Website and app data records:
= = =

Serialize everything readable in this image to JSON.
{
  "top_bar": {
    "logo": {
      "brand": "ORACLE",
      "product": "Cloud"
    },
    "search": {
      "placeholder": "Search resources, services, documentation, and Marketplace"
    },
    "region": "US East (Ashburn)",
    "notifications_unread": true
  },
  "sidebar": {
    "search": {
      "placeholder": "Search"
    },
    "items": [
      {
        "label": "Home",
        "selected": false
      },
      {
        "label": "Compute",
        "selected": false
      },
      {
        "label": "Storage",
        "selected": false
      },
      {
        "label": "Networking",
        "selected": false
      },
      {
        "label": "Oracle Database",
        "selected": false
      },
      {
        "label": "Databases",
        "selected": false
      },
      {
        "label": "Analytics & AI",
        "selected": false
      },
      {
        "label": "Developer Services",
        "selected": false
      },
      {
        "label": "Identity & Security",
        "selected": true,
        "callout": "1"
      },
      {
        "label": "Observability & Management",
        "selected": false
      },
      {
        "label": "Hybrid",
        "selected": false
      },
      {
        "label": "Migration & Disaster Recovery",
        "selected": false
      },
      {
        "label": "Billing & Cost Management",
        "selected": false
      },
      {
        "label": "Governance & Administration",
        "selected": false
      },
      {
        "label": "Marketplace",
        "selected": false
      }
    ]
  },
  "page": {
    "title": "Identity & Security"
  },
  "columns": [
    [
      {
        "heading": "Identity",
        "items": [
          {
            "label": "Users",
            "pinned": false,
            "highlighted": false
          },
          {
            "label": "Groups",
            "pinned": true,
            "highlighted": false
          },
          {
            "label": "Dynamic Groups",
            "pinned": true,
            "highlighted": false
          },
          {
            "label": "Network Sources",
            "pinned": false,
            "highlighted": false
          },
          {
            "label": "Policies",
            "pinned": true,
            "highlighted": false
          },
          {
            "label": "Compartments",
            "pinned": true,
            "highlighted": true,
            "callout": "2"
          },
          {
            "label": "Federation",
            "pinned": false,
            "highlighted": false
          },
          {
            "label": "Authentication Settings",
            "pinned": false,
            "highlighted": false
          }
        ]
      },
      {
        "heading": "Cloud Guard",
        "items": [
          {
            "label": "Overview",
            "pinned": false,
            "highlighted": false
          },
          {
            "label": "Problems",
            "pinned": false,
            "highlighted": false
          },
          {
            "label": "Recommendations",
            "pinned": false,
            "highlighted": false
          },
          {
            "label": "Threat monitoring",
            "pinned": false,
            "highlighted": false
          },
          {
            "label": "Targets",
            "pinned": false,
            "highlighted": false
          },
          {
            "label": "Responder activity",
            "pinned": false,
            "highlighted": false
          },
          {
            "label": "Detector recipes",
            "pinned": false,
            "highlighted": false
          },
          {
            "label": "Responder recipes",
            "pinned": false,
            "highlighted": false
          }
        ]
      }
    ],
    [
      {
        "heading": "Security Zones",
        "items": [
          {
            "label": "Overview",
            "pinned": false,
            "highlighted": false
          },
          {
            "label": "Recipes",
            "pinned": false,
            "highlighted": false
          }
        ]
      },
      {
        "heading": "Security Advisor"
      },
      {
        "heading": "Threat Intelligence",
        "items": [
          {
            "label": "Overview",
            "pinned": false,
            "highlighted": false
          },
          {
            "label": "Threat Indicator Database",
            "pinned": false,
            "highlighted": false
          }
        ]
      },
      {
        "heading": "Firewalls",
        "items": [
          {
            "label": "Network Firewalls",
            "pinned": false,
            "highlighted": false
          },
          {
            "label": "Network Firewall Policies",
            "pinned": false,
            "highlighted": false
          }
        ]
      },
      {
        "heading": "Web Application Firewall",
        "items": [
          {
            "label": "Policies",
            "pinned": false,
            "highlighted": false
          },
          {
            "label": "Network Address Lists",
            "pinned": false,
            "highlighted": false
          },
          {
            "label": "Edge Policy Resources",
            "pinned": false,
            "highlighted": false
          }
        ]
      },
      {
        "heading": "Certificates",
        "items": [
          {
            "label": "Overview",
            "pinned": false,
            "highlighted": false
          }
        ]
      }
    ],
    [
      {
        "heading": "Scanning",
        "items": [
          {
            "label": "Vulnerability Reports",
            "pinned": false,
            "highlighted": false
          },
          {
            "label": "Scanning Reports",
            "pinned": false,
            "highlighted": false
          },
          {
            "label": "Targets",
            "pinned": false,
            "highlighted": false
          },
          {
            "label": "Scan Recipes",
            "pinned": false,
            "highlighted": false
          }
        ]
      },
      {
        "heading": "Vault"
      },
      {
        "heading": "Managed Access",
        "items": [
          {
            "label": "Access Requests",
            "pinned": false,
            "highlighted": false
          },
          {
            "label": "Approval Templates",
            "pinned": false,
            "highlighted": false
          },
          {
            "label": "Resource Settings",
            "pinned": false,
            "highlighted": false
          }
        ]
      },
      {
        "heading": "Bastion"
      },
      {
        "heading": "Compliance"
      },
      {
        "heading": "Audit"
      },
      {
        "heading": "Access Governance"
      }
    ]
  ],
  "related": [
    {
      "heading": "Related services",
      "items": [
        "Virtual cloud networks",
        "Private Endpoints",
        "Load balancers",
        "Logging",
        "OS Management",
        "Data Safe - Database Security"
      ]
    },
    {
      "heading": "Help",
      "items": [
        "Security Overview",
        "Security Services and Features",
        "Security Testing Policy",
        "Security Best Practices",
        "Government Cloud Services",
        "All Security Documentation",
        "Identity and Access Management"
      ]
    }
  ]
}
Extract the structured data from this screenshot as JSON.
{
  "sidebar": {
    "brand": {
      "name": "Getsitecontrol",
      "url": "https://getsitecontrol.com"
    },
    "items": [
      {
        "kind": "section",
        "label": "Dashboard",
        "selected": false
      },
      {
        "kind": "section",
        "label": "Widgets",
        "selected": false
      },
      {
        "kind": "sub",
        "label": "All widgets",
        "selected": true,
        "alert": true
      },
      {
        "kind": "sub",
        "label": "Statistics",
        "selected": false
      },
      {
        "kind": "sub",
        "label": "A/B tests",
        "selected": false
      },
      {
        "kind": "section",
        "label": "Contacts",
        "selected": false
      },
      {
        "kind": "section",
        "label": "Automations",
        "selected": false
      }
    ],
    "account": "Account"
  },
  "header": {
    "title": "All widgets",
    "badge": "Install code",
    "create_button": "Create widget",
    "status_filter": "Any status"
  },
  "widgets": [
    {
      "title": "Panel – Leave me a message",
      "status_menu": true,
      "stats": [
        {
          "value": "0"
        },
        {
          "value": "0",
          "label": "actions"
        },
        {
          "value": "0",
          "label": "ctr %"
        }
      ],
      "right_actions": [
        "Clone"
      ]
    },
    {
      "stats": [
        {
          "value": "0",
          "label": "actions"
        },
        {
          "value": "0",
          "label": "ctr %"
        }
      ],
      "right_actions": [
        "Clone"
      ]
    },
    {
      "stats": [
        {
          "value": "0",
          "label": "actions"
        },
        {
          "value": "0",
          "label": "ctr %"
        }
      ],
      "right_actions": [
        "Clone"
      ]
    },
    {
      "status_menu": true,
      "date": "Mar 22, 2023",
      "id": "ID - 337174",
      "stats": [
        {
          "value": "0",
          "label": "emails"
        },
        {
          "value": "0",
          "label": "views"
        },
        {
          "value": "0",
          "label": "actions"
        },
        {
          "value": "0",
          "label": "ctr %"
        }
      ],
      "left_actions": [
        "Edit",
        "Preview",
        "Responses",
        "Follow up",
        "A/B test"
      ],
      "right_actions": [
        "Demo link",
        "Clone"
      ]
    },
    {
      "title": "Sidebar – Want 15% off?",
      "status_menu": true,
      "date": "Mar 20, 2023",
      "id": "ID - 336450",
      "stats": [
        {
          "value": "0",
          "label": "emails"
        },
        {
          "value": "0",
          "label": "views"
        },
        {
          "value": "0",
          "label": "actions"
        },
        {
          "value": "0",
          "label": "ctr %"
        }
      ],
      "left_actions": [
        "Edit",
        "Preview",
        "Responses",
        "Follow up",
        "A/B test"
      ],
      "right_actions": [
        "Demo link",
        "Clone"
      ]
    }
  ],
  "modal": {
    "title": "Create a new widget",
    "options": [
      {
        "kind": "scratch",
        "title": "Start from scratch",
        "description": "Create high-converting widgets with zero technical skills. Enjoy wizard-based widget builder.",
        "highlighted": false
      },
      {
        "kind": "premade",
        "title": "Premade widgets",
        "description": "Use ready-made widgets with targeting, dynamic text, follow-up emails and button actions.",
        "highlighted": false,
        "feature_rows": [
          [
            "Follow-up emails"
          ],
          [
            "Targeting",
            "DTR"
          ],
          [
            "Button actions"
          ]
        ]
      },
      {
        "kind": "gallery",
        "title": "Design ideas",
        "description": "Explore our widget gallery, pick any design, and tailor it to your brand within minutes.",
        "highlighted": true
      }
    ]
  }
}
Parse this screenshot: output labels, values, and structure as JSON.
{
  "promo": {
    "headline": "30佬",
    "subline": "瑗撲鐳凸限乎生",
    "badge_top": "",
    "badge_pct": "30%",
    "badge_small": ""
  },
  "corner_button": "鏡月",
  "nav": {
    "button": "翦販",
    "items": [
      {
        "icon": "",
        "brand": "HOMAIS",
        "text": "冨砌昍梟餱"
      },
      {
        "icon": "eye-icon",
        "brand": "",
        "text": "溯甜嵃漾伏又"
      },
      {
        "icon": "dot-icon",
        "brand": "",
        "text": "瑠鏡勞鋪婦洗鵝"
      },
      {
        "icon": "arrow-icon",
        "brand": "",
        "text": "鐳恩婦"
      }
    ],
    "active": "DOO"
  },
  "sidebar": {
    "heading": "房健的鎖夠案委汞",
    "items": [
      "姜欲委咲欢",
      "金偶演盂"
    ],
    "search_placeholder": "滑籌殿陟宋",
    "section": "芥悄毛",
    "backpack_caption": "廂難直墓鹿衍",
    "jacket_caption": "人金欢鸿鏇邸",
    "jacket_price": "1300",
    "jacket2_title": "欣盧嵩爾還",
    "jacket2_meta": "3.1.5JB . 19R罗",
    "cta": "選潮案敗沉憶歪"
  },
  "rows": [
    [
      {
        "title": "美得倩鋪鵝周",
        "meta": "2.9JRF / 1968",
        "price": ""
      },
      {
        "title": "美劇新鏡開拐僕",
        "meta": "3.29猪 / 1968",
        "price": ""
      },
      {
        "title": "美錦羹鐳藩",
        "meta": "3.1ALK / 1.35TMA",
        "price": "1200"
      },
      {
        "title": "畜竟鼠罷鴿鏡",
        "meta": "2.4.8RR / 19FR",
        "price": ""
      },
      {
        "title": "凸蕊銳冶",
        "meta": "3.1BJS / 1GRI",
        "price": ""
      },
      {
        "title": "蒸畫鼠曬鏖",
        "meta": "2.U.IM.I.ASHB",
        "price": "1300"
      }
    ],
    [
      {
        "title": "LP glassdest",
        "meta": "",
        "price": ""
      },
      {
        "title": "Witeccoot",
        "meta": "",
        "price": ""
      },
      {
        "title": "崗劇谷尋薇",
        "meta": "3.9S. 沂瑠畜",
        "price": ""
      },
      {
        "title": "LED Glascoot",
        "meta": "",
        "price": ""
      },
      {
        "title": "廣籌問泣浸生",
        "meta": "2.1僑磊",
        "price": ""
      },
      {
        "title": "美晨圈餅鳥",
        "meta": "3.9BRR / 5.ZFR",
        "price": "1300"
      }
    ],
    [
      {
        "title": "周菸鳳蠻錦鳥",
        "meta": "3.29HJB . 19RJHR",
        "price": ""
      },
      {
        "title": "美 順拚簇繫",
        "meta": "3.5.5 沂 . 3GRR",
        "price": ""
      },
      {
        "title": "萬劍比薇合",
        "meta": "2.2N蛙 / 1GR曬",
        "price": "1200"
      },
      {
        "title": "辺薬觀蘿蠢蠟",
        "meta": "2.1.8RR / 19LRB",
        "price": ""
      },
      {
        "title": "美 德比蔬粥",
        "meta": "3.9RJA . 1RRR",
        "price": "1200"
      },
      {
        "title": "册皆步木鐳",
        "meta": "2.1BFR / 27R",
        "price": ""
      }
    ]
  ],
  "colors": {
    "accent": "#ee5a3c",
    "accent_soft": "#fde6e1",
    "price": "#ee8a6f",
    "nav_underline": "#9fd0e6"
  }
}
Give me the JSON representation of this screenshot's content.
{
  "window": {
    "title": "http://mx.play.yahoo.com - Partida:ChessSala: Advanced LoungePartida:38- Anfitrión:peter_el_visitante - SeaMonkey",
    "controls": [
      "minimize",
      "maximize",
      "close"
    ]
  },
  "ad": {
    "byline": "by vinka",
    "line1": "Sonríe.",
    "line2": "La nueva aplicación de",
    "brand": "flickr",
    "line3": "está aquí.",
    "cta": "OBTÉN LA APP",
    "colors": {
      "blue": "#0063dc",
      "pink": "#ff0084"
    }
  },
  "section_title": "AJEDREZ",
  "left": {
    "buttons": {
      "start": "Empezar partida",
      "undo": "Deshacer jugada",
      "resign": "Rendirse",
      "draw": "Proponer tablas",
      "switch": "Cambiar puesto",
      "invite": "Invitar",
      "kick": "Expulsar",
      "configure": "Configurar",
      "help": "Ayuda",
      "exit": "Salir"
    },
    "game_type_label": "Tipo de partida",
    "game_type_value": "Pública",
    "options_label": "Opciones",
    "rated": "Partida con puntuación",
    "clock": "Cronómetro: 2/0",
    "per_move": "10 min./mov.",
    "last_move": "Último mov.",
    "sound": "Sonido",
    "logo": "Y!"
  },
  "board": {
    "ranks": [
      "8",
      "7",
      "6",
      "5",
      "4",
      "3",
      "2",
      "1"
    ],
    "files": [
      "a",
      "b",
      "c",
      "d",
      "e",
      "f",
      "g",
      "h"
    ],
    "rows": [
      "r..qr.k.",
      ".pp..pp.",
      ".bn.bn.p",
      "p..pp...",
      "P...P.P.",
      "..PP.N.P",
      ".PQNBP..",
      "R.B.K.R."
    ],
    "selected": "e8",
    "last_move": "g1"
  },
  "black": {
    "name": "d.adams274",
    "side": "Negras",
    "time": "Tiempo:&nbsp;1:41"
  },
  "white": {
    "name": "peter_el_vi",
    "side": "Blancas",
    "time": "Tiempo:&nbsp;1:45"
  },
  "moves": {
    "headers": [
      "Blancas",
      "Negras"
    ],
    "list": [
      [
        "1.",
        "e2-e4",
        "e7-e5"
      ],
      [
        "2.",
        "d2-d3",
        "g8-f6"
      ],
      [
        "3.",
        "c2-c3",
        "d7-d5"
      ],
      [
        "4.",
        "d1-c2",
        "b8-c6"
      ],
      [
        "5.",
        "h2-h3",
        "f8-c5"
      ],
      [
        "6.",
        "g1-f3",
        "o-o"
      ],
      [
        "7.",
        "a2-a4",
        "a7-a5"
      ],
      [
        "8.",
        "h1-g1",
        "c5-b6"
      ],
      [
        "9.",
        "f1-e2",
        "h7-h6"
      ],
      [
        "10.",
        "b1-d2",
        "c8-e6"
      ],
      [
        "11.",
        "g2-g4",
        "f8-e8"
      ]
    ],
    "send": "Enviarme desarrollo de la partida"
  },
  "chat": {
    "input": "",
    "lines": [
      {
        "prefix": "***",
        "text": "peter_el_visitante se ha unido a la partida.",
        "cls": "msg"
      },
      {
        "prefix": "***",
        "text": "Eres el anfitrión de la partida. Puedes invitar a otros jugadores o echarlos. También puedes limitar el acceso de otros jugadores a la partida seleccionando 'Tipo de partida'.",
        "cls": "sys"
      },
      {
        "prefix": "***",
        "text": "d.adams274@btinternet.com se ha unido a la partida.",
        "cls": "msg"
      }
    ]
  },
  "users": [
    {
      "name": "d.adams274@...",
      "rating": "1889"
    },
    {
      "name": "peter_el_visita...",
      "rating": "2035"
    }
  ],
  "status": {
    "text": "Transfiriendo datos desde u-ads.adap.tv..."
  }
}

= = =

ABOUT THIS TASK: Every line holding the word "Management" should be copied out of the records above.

THE COMPLETED TASK:
        "label": "Observability & Management",
        "label": "Billing & Cost Management",
        "OS Management",
        "Identity and Access Management"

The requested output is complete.